╭──

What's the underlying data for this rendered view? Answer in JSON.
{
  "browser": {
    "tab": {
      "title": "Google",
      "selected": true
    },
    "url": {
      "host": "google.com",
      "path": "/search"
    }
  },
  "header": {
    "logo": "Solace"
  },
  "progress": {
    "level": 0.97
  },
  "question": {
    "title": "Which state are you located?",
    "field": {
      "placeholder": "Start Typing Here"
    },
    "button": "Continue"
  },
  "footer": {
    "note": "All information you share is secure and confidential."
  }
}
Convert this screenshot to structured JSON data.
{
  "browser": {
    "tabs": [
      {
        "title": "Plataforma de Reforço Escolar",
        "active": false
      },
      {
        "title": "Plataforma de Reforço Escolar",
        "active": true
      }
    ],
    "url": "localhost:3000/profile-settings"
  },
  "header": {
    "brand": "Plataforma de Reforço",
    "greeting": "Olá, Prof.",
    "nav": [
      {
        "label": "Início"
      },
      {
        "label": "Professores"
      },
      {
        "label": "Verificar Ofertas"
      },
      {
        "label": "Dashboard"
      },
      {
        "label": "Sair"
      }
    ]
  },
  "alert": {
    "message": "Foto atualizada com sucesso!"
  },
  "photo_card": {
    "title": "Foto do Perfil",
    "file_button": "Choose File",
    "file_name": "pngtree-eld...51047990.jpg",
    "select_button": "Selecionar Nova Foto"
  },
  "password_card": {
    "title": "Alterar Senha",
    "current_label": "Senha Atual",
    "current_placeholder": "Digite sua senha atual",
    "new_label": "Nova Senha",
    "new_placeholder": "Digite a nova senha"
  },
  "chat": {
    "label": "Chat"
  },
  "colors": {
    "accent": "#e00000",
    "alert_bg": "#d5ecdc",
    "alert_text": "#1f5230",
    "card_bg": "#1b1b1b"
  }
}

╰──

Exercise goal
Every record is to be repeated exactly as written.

Response to the task
What's the underlying data for this rendered view? Answer in JSON.
{
  "browser": {
    "tab": {
      "title": "Google",
      "selected": true
    },
    "url": {
      "host": "google.com",
      "path": "/search"
    }
  },
  "header": {
    "logo": "Solace"
  },
  "progress": {
    "level": 0.97
  },
  "question": {
    "title": "Which state are you located?",
    "field": {
      "placeholder": "Start Typing Here"
    },
    "button": "Continue"
  },
  "footer": {
    "note": "All information you share is secure and confidential."
  }
}
Convert this screenshot to structured JSON data.
{
  "browser": {
    "tabs": [
      {
        "title": "Plataforma de Reforço Escolar",
        "active": false
      },
      {
        "title": "Plataforma de Reforço Escolar",
        "active": true
      }
    ],
    "url": "localhost:3000/profile-settings"
  },
  "header": {
    "brand": "Plataforma de Reforço",
    "greeting": "Olá, Prof.",
    "nav": [
      {
        "label": "Início"
      },
      {
        "label": "Professores"
      },
      {
        "label": "Verificar Ofertas"
      },
      {
        "label": "Dashboard"
      },
      {
        "label": "Sair"
      }
    ]
  },
  "alert": {
    "message": "Foto atualizada com sucesso!"
  },
  "photo_card": {
    "title": "Foto do Perfil",
    "file_button": "Choose File",
    "file_name": "pngtree-eld...51047990.jpg",
    "select_button": "Selecionar Nova Foto"
  },
  "password_card": {
    "title": "Alterar Senha",
    "current_label": "Senha Atual",
    "current_placeholder": "Digite sua senha atual",
    "new_label": "Nova Senha",
    "new_placeholder": "Digite a nova senha"
  },
  "chat": {
    "label": "Chat"
  },
  "colors": {
    "accent": "#e00000",
    "alert_bg": "#d5ecdc",
    "alert_text": "#1f5230",
    "card_bg": "#1b1b1b"
  }
}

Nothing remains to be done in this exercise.